Take each line below that has "with" and copy it.

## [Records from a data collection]
____
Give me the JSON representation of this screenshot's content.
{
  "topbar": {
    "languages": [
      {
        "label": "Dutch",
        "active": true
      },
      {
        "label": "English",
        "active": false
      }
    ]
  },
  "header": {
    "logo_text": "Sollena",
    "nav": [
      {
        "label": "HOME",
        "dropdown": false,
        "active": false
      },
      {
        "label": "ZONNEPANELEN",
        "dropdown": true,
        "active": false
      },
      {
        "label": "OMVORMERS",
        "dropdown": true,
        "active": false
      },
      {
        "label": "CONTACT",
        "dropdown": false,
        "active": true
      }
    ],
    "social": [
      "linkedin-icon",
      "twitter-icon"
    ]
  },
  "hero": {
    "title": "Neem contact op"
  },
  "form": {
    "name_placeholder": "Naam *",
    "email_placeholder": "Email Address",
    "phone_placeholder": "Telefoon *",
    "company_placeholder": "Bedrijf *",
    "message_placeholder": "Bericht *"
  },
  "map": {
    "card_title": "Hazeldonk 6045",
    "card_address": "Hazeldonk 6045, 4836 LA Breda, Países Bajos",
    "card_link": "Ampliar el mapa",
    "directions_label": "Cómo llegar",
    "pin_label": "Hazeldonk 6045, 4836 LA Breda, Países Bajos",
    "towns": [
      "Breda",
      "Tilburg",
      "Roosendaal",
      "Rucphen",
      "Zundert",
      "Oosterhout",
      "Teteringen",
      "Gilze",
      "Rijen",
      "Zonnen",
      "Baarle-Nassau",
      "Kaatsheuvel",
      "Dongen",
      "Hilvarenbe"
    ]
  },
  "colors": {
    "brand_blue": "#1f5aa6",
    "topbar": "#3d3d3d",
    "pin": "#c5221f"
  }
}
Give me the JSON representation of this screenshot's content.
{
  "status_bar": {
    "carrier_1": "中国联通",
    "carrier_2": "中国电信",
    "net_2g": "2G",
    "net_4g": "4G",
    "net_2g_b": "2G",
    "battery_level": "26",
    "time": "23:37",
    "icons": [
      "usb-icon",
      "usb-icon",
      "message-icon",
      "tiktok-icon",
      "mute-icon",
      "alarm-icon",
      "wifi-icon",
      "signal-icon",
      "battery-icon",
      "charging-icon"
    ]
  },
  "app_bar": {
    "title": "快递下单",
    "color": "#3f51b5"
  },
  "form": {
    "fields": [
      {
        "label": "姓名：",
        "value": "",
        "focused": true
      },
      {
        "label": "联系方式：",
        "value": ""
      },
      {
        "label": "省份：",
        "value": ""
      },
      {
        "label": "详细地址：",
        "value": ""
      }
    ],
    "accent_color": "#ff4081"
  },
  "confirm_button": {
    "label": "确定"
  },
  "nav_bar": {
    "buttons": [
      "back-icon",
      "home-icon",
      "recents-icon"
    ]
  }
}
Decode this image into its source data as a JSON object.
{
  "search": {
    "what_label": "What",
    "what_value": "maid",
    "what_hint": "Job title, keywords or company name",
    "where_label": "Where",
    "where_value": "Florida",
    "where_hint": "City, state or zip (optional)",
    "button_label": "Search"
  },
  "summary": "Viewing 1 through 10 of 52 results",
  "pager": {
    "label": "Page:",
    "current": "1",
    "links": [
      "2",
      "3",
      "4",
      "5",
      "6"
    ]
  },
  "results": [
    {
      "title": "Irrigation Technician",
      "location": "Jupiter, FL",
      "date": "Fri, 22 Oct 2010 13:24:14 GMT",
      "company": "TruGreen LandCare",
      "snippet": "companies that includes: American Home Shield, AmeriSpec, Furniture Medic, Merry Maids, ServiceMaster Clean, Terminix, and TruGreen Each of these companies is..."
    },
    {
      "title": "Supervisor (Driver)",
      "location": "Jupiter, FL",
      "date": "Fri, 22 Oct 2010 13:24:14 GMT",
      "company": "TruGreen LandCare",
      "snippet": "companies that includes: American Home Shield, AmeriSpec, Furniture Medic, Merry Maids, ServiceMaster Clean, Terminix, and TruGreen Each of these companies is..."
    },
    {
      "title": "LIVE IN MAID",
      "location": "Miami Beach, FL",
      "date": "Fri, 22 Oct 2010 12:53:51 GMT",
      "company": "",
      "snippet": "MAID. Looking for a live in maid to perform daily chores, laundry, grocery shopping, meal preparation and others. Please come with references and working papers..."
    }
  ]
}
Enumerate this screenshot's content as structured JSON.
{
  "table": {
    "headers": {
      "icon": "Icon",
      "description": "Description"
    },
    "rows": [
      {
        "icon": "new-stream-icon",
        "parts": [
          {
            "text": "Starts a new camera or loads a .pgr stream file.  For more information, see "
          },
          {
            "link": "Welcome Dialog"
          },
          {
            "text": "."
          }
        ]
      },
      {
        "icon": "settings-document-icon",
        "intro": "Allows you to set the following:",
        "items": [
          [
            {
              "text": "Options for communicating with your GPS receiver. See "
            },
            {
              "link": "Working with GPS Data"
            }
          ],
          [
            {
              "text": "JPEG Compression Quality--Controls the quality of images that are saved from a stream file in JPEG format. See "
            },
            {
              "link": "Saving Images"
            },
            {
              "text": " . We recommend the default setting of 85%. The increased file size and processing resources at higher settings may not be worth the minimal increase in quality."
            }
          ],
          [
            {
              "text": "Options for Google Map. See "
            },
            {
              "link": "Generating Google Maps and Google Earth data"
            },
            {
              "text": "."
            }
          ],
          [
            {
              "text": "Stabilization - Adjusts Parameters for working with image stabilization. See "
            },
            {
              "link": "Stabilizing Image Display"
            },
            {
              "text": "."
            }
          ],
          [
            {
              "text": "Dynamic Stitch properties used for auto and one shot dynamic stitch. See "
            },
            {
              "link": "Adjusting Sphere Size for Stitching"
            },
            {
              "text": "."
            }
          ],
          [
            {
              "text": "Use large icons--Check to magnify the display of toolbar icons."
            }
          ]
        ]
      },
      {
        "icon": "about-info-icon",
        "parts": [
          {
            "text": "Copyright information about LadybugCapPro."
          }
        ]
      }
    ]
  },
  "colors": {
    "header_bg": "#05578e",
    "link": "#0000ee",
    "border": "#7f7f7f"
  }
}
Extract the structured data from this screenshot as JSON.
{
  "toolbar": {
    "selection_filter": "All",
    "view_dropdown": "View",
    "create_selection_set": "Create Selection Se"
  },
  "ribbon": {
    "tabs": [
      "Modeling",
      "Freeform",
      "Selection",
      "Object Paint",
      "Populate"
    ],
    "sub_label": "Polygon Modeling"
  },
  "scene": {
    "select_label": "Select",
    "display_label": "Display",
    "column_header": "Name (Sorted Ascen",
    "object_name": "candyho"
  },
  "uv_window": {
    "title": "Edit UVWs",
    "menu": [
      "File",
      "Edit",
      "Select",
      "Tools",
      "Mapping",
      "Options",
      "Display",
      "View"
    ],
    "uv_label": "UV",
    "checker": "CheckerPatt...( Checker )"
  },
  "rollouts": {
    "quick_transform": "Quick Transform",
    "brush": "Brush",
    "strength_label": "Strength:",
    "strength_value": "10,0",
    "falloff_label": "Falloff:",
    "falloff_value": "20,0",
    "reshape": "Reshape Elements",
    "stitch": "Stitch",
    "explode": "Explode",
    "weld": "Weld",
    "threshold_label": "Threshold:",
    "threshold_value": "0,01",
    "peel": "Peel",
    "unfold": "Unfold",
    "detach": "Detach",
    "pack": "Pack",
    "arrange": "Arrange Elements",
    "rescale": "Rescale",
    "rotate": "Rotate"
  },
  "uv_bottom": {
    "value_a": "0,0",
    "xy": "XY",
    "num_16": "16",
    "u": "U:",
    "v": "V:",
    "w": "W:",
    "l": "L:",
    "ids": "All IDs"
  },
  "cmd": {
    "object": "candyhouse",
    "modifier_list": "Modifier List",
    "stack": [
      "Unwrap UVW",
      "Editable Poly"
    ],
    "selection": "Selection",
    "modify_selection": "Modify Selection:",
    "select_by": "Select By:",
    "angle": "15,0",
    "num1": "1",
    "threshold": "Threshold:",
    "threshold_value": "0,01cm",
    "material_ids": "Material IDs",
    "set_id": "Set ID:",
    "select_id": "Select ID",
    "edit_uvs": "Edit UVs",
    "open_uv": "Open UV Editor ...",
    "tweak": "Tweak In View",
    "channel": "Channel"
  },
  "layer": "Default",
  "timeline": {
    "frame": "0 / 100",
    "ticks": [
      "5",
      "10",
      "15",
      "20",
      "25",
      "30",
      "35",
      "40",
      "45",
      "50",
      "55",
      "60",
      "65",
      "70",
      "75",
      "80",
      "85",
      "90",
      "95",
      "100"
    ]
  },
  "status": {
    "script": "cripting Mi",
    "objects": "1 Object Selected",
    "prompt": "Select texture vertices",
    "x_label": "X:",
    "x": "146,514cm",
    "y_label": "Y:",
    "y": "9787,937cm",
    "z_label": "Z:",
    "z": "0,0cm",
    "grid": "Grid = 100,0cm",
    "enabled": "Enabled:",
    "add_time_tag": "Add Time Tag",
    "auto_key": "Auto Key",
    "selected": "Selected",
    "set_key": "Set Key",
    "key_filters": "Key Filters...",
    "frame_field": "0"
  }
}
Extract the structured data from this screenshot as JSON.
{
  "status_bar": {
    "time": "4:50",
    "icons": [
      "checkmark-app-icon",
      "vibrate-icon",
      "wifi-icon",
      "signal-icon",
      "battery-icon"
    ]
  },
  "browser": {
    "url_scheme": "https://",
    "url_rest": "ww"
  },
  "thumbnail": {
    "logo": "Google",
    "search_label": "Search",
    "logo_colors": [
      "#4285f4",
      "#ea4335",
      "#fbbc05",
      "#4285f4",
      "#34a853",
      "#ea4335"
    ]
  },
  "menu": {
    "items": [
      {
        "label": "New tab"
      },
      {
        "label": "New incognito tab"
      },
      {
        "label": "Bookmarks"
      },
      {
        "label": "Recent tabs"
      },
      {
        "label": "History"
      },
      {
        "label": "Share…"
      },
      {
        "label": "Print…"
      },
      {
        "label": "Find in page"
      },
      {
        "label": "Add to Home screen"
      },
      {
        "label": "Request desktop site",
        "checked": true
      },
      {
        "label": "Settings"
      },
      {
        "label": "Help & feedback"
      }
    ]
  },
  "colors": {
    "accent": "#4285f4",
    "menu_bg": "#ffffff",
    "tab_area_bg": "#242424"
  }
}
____
## [COMPLETED EXERCISE]
      "snippet": "MAID. Looking for a live in maid to perform daily chores, laundry, grocery shopping, meal preparation and others. Please come with references and working papers..."
              "text": "Options for communicating with your GPS receiver. See "
              "link": "Working with GPS Data"
              "text": "Stabilization - Adjusts Parameters for working with image stabilization. See "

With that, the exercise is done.